┌──
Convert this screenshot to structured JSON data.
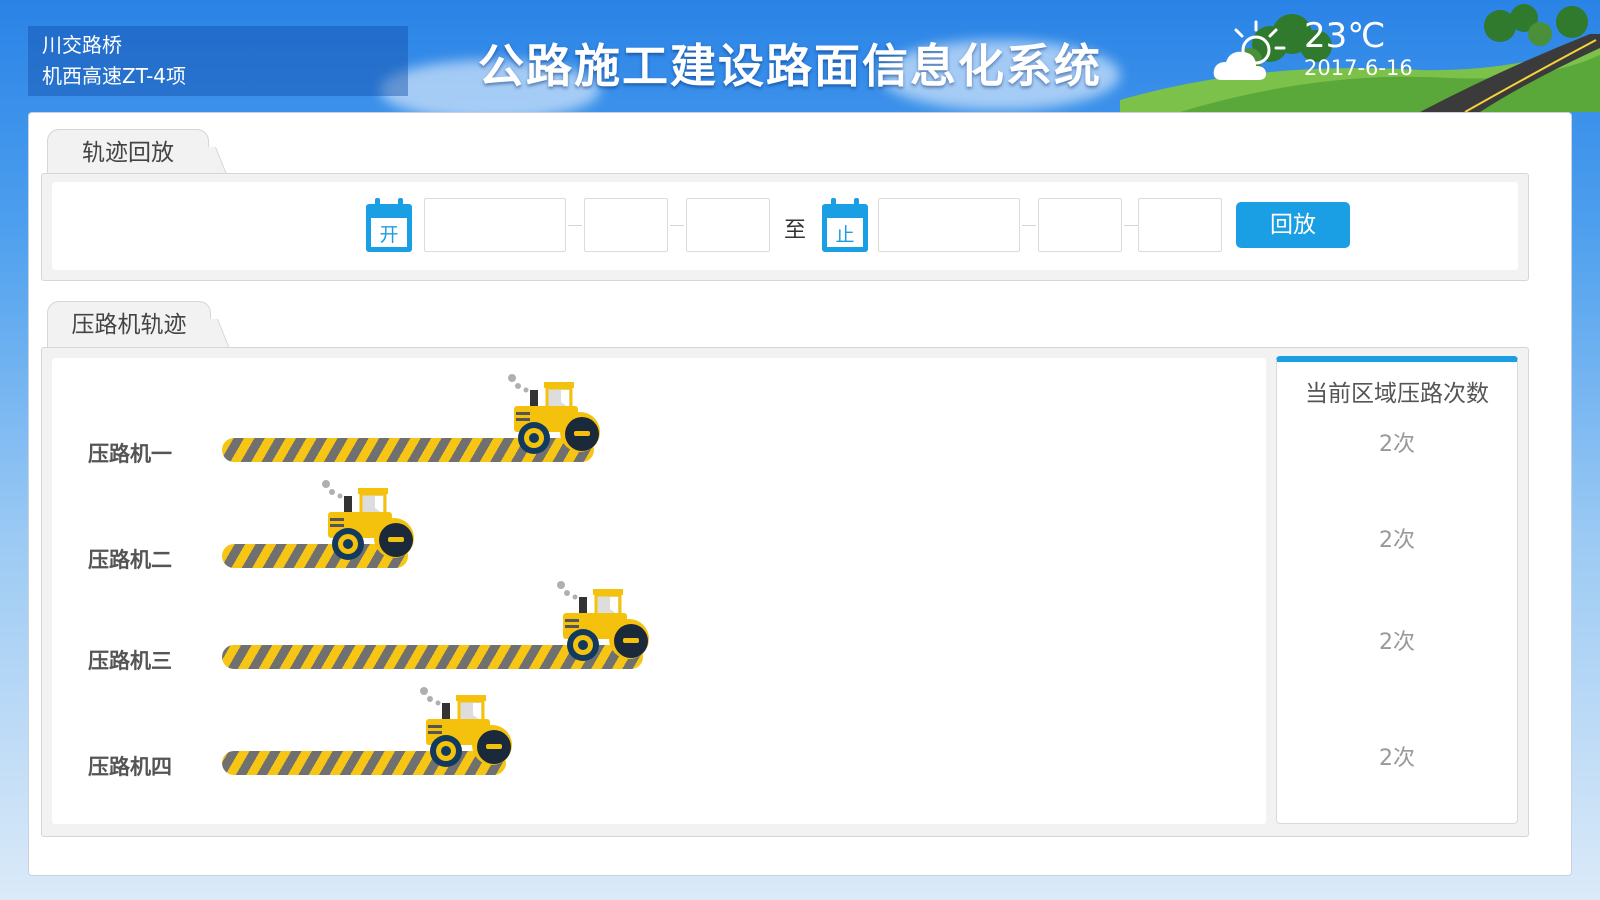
{
  "header": {
    "org_line1": "川交路桥",
    "org_line2": "机西高速ZT-4项",
    "title": "公路施工建设路面信息化系统",
    "weather": {
      "temperature": "23℃",
      "date": "2017-6-16",
      "icon": "partly-cloudy-icon"
    }
  },
  "playback": {
    "tab_label": "轨迹回放",
    "start_icon_label": "开",
    "end_icon_label": "止",
    "start_date": "",
    "start_hour": "",
    "start_minute": "",
    "to_label": "至",
    "end_date": "",
    "end_hour": "",
    "end_minute": "",
    "button_label": "回放"
  },
  "tracks": {
    "tab_label": "压路机轨迹",
    "rollers": [
      {
        "name": "压路机一",
        "progress": 0.38
      },
      {
        "name": "压路机二",
        "progress": 0.19
      },
      {
        "name": "压路机三",
        "progress": 0.43
      },
      {
        "name": "压路机四",
        "progress": 0.29
      }
    ]
  },
  "counts": {
    "title": "当前区域压路次数",
    "values": [
      "2次",
      "2次",
      "2次",
      "2次"
    ]
  },
  "colors": {
    "accent": "#1a9ee4",
    "stripe_yellow": "#f7c514",
    "stripe_gray": "#707070"
  }
}
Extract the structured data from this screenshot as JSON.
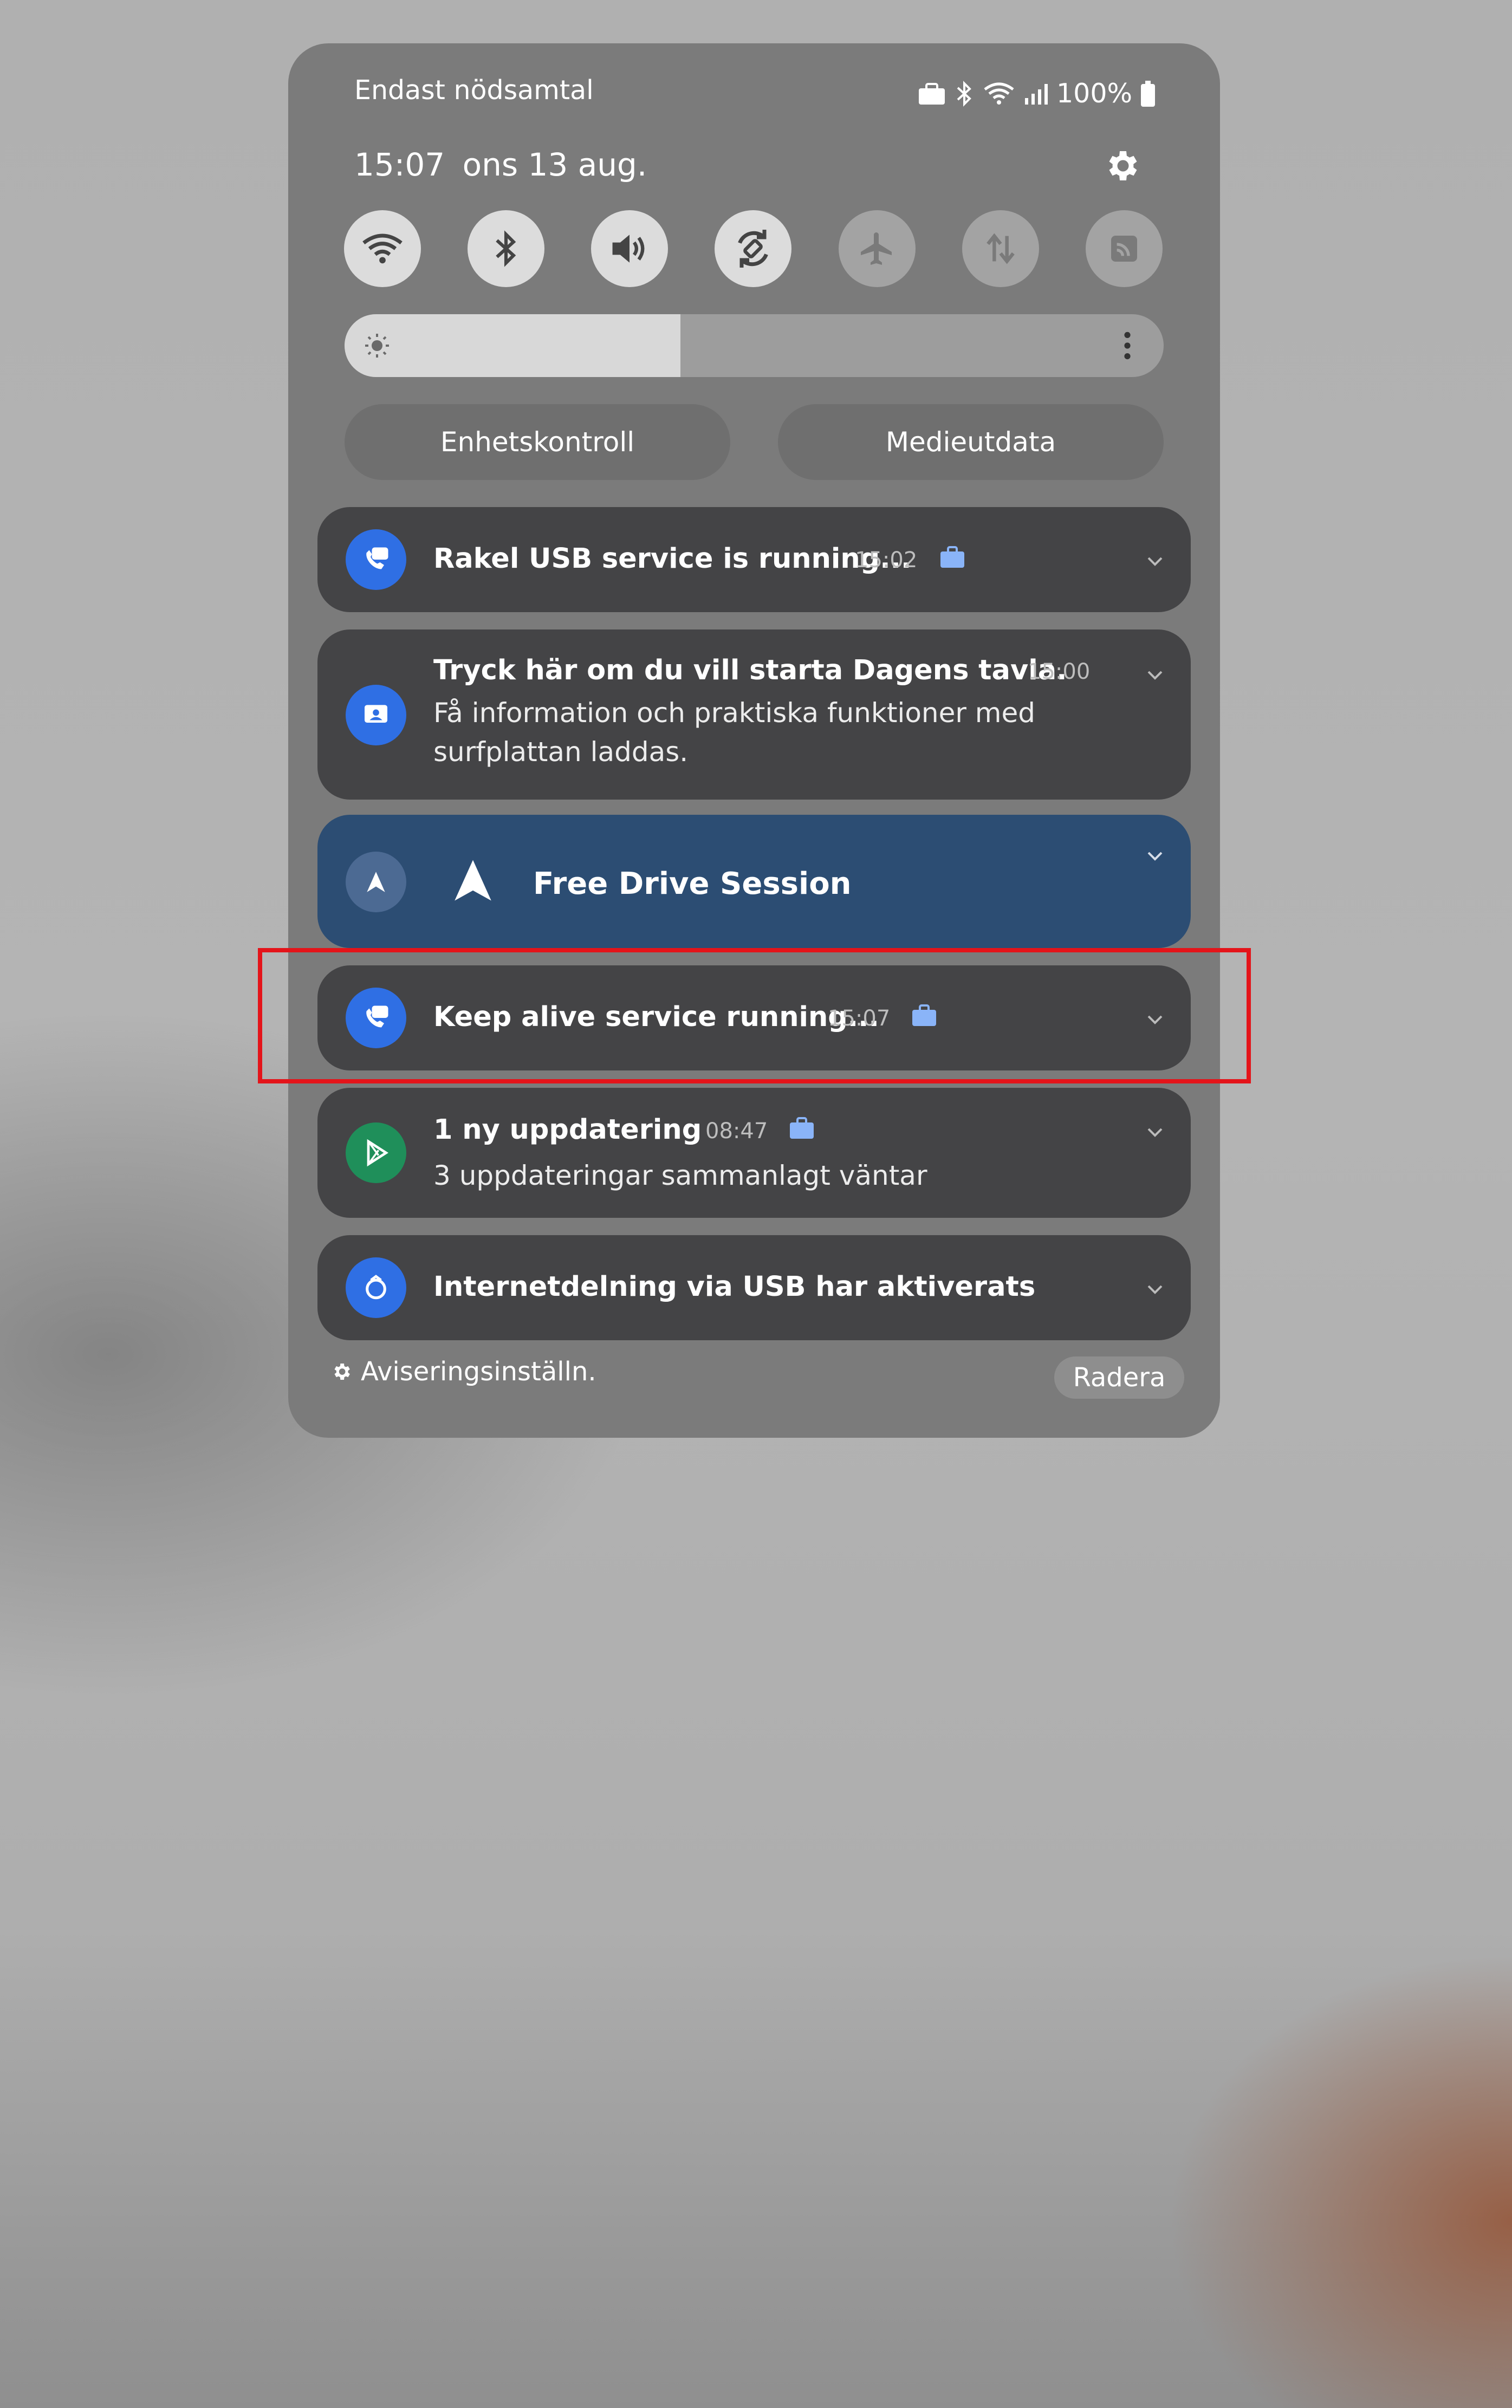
{
  "status_bar": {
    "carrier": "Endast nödsamtal",
    "battery": "100%",
    "icons": [
      "briefcase-icon",
      "bluetooth-icon",
      "wifi-icon",
      "signal-icon",
      "battery-icon"
    ]
  },
  "header": {
    "time": "15:07",
    "date": "ons 13 aug.",
    "settings_icon": "gear-icon"
  },
  "quick_settings": [
    {
      "name": "wifi",
      "icon": "wifi-icon",
      "active": true
    },
    {
      "name": "bluetooth",
      "icon": "bluetooth-icon",
      "active": true
    },
    {
      "name": "sound",
      "icon": "volume-icon",
      "active": true
    },
    {
      "name": "auto-rotate",
      "icon": "rotate-icon",
      "active": true
    },
    {
      "name": "airplane",
      "icon": "airplane-icon",
      "active": false
    },
    {
      "name": "mobile-data",
      "icon": "data-transfer-icon",
      "active": false
    },
    {
      "name": "cast",
      "icon": "cast-icon",
      "active": false
    }
  ],
  "brightness": {
    "level": 0.41
  },
  "buttons": {
    "device_control": "Enhetskontroll",
    "media_output": "Medieutdata"
  },
  "notifications": [
    {
      "id": "rakel",
      "title": "Rakel USB service is running...",
      "time": "15:02",
      "icon": "phone-app-icon",
      "work_badge": true
    },
    {
      "id": "dagens",
      "title": "Tryck här om du vill starta Dagens tavla.",
      "time": "15:00",
      "body": "Få information och praktiska funktioner med surfplattan laddas.",
      "icon": "display-app-icon"
    },
    {
      "id": "drive",
      "title": "Free Drive Session",
      "icon": "navigation-icon"
    },
    {
      "id": "keepalive",
      "title": "Keep alive service running...",
      "time": "15:07",
      "icon": "phone-app-icon",
      "work_badge": true
    },
    {
      "id": "update",
      "title": "1 ny uppdatering",
      "time": "08:47",
      "body": "3 uppdateringar sammanlagt väntar",
      "icon": "play-store-icon",
      "work_badge": true
    },
    {
      "id": "tether",
      "title": "Internetdelning via USB har aktiverats",
      "icon": "usb-tether-icon"
    }
  ],
  "footer": {
    "settings_label": "Aviseringsinställn.",
    "clear_label": "Radera"
  },
  "colors": {
    "panel": "#7b7b7b",
    "card": "#444446",
    "drive_card": "#2c4d73",
    "app_blue": "#2f6fe4",
    "app_green": "#1f8f5a",
    "work_badge": "#8ab4f8",
    "highlight": "#e4141a"
  }
}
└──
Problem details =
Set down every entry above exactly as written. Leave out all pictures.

Finished task =
Convert this screenshot to structured JSON data.
{
  "header": {
    "org_line1": "川交路桥",
    "org_line2": "机西高速ZT-4项",
    "title": "公路施工建设路面信息化系统",
    "weather": {
      "temperature": "23℃",
      "date": "2017-6-16",
      "icon": "partly-cloudy-icon"
    }
  },
  "playback": {
    "tab_label": "轨迹回放",
    "start_icon_label": "开",
    "end_icon_label": "止",
    "start_date": "",
    "start_hour": "",
    "start_minute": "",
    "to_label": "至",
    "end_date": "",
    "end_hour": "",
    "end_minute": "",
    "button_label": "回放"
  },
  "tracks": {
    "tab_label": "压路机轨迹",
    "rollers": [
      {
        "name": "压路机一",
        "progress": 0.38
      },
      {
        "name": "压路机二",
        "progress": 0.19
      },
      {
        "name": "压路机三",
        "progress": 0.43
      },
      {
        "name": "压路机四",
        "progress": 0.29
      }
    ]
  },
  "counts": {
    "title": "当前区域压路次数",
    "values": [
      "2次",
      "2次",
      "2次",
      "2次"
    ]
  },
  "colors": {
    "accent": "#1a9ee4",
    "stripe_yellow": "#f7c514",
    "stripe_gray": "#707070"
  }
}
Extract the structured data from this screenshot as JSON.
{
  "status_bar": {
    "carrier": "Endast nödsamtal",
    "battery": "100%",
    "icons": [
      "briefcase-icon",
      "bluetooth-icon",
      "wifi-icon",
      "signal-icon",
      "battery-icon"
    ]
  },
  "header": {
    "time": "15:07",
    "date": "ons 13 aug.",
    "settings_icon": "gear-icon"
  },
  "quick_settings": [
    {
      "name": "wifi",
      "icon": "wifi-icon",
      "active": true
    },
    {
      "name": "bluetooth",
      "icon": "bluetooth-icon",
      "active": true
    },
    {
      "name": "sound",
      "icon": "volume-icon",
      "active": true
    },
    {
      "name": "auto-rotate",
      "icon": "rotate-icon",
      "active": true
    },
    {
      "name": "airplane",
      "icon": "airplane-icon",
      "active": false
    },
    {
      "name": "mobile-data",
      "icon": "data-transfer-icon",
      "active": false
    },
    {
      "name": "cast",
      "icon": "cast-icon",
      "active": false
    }
  ],
  "brightness": {
    "level": 0.41
  },
  "buttons": {
    "device_control": "Enhetskontroll",
    "media_output": "Medieutdata"
  },
  "notifications": [
    {
      "id": "rakel",
      "title": "Rakel USB service is running...",
      "time": "15:02",
      "icon": "phone-app-icon",
      "work_badge": true
    },
    {
      "id": "dagens",
      "title": "Tryck här om du vill starta Dagens tavla.",
      "time": "15:00",
      "body": "Få information och praktiska funktioner med surfplattan laddas.",
      "icon": "display-app-icon"
    },
    {
      "id": "drive",
      "title": "Free Drive Session",
      "icon": "navigation-icon"
    },
    {
      "id": "keepalive",
      "title": "Keep alive service running...",
      "time": "15:07",
      "icon": "phone-app-icon",
      "work_badge": true
    },
    {
      "id": "update",
      "title": "1 ny uppdatering",
      "time": "08:47",
      "body": "3 uppdateringar sammanlagt väntar",
      "icon": "play-store-icon",
      "work_badge": true
    },
    {
      "id": "tether",
      "title": "Internetdelning via USB har aktiverats",
      "icon": "usb-tether-icon"
    }
  ],
  "footer": {
    "settings_label": "Aviseringsinställn.",
    "clear_label": "Radera"
  },
  "colors": {
    "panel": "#7b7b7b",
    "card": "#444446",
    "drive_card": "#2c4d73",
    "app_blue": "#2f6fe4",
    "app_green": "#1f8f5a",
    "work_badge": "#8ab4f8",
    "highlight": "#e4141a"
  }
}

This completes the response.